How many lines below include the string "true"? State the number alone.

---+---

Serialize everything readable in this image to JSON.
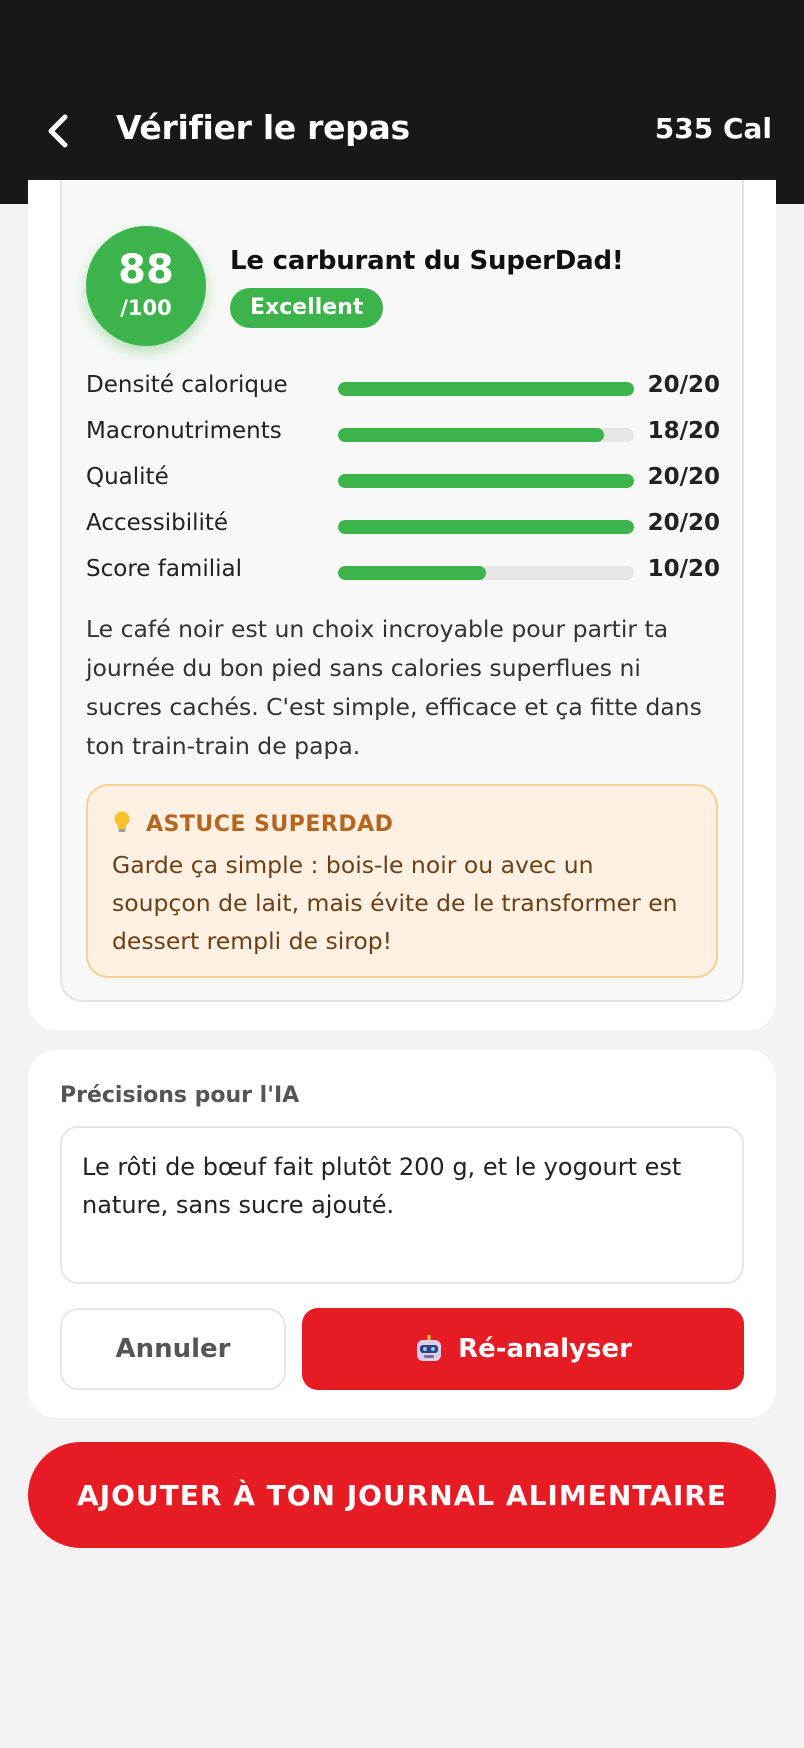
{
  "header": {
    "title": "Vérifier le repas",
    "calories": "535 Cal",
    "back_icon": "chevron-left-icon"
  },
  "score": {
    "value": "88",
    "max": "/100",
    "heading": "Le carburant du SuperDad!",
    "badge": "Excellent",
    "color": "#3cb44b"
  },
  "metrics": [
    {
      "label": "Densité calorique",
      "value": "20/20",
      "ratio": 1.0
    },
    {
      "label": "Macronutriments",
      "value": "18/20",
      "ratio": 0.9
    },
    {
      "label": "Qualité",
      "value": "20/20",
      "ratio": 1.0
    },
    {
      "label": "Accessibilité",
      "value": "20/20",
      "ratio": 1.0
    },
    {
      "label": "Score familial",
      "value": "10/20",
      "ratio": 0.5
    }
  ],
  "description": "Le café noir est un choix incroyable pour partir ta journée du bon pied sans calories superflues ni sucres cachés. C'est simple, efficace et ça fitte dans ton train-train de papa.",
  "tip": {
    "icon": "lightbulb-icon",
    "title": "ASTUCE SUPERDAD",
    "text": "Garde ça simple : bois-le noir ou avec un soupçon de lait, mais évite de le transformer en dessert rempli de sirop!"
  },
  "ai": {
    "label": "Précisions pour l'IA",
    "input_value": "Le rôti de bœuf fait plutôt 200 g, et le yogourt est nature, sans sucre ajouté.",
    "cancel_label": "Annuler",
    "reanalyze_label": "Ré-analyser",
    "reanalyze_icon": "robot-icon"
  },
  "add_button_label": "AJOUTER À TON JOURNAL ALIMENTAIRE",
  "colors": {
    "accent_red": "#e61b24",
    "success_green": "#3cb44b",
    "tip_bg": "#fef0e2",
    "tip_title": "#b5651d"
  }
}
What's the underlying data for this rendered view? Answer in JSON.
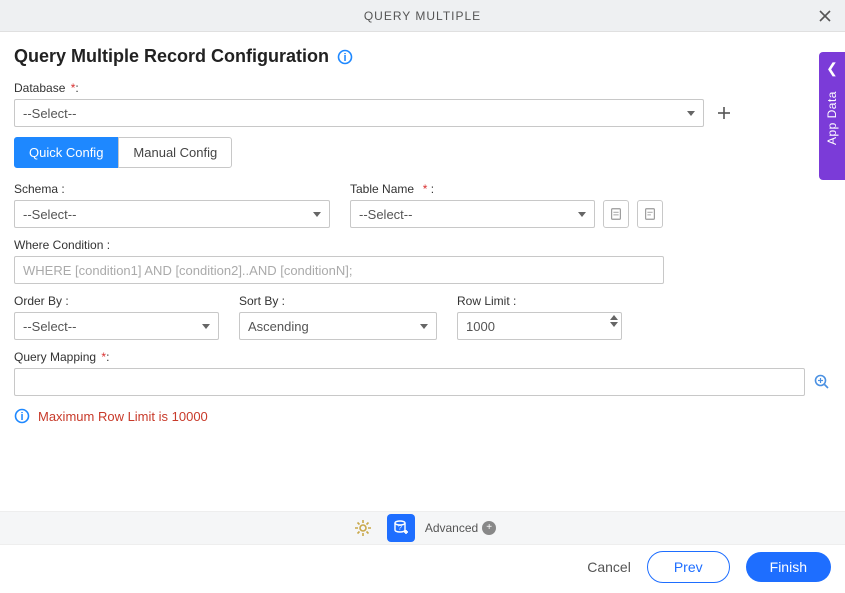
{
  "header": {
    "title": "QUERY MULTIPLE"
  },
  "page_title": "Query Multiple Record Configuration",
  "labels": {
    "database": "Database",
    "schema": "Schema :",
    "table_name": "Table Name",
    "where": "Where Condition :",
    "order_by": "Order By :",
    "sort_by": "Sort By :",
    "row_limit": "Row Limit :",
    "query_mapping": "Query Mapping"
  },
  "tabs": {
    "quick": "Quick Config",
    "manual": "Manual Config"
  },
  "fields": {
    "database": "--Select--",
    "schema": "--Select--",
    "table_name": "--Select--",
    "where_placeholder": "WHERE [condition1] AND [condition2]..AND [conditionN];",
    "order_by": "--Select--",
    "sort_by": "Ascending",
    "row_limit": "1000",
    "query_mapping": ""
  },
  "warning": "Maximum Row Limit is 10000",
  "footer": {
    "advanced": "Advanced"
  },
  "buttons": {
    "cancel": "Cancel",
    "prev": "Prev",
    "finish": "Finish"
  },
  "side_panel": "App Data"
}
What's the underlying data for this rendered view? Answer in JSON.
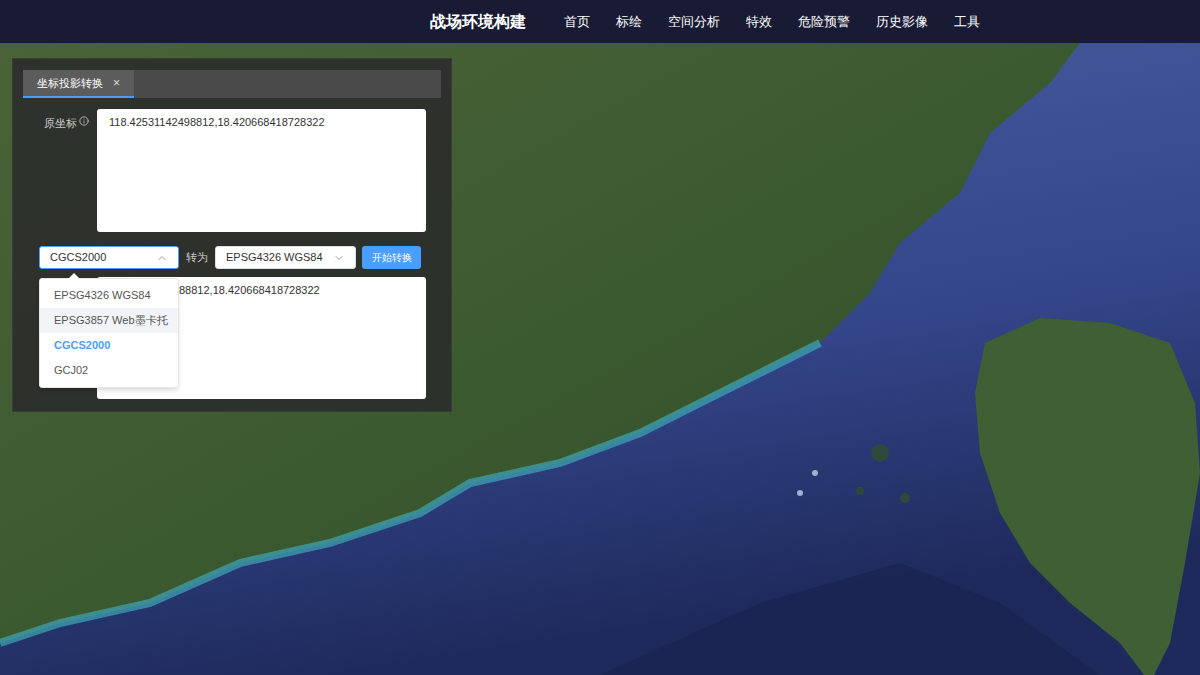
{
  "header": {
    "title": "战场环境构建",
    "nav": [
      {
        "label": "首页",
        "selected": false
      },
      {
        "label": "标绘",
        "selected": false
      },
      {
        "label": "空间分析",
        "selected": false
      },
      {
        "label": "特效",
        "selected": false
      },
      {
        "label": "危险预警",
        "selected": false
      },
      {
        "label": "历史影像",
        "selected": false
      },
      {
        "label": "工具",
        "selected": false
      }
    ]
  },
  "panel": {
    "tabs": [
      {
        "label": "坐标投影转换",
        "close": "×",
        "selected": true
      }
    ],
    "source_label": "原坐标",
    "source_value": "118.42531142498812,18.420668418728322",
    "from_select": {
      "value": "CGCS2000",
      "open": true,
      "options": [
        {
          "label": "EPSG4326 WGS84",
          "selected": false,
          "hovered": false
        },
        {
          "label": "EPSG3857 Web墨卡托",
          "selected": false,
          "hovered": true
        },
        {
          "label": "CGCS2000",
          "selected": true,
          "hovered": false
        },
        {
          "label": "GCJ02",
          "selected": false,
          "hovered": false
        }
      ]
    },
    "to_label": "转为",
    "to_select": {
      "value": "EPSG4326 WGS84",
      "open": false
    },
    "convert_button": "开始转换",
    "result_value": "88812,18.420668418728322"
  }
}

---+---

> _ANSWER TO THE EXERCISE_
4